# DESCRIPTION OF THE TASK
When the word "title" appears in a line of the data below, list that line.

# ENTRIES SHOWN
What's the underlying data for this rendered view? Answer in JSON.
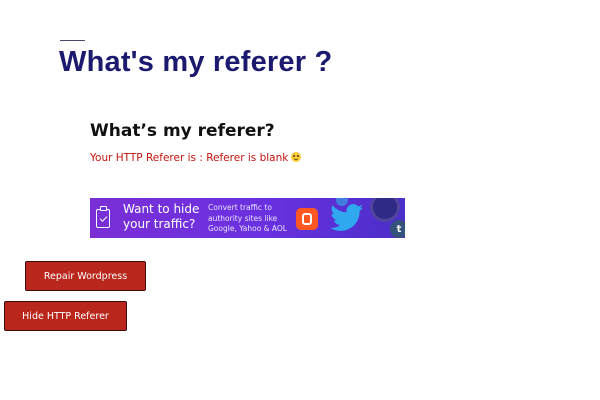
{
  "header": {
    "title": "What's my referer ?"
  },
  "content": {
    "heading": "What’s my referer?",
    "referer_text": "Your HTTP Referer is : Referer is blank"
  },
  "ad": {
    "headline": "Want to hide your traffic?",
    "subtext": "Convert traffic to authority sites like Google, Yahoo & AOL",
    "icons": [
      "clipboard-check-icon",
      "blogger-icon",
      "twitter-icon",
      "peace-icon",
      "tumblr-icon"
    ],
    "tumblr_letter": "t"
  },
  "buttons": {
    "repair_label": "Repair Wordpress",
    "hide_label": "Hide HTTP Referer"
  },
  "colors": {
    "title": "#1c1a6e",
    "referer_text": "#c0140c",
    "button_bg": "#b8261c",
    "ad_bg": "#6a30e0"
  }
}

# YOUR RESPONSE
    "title": "What's my referer ?"
    "title": "#1c1a6e",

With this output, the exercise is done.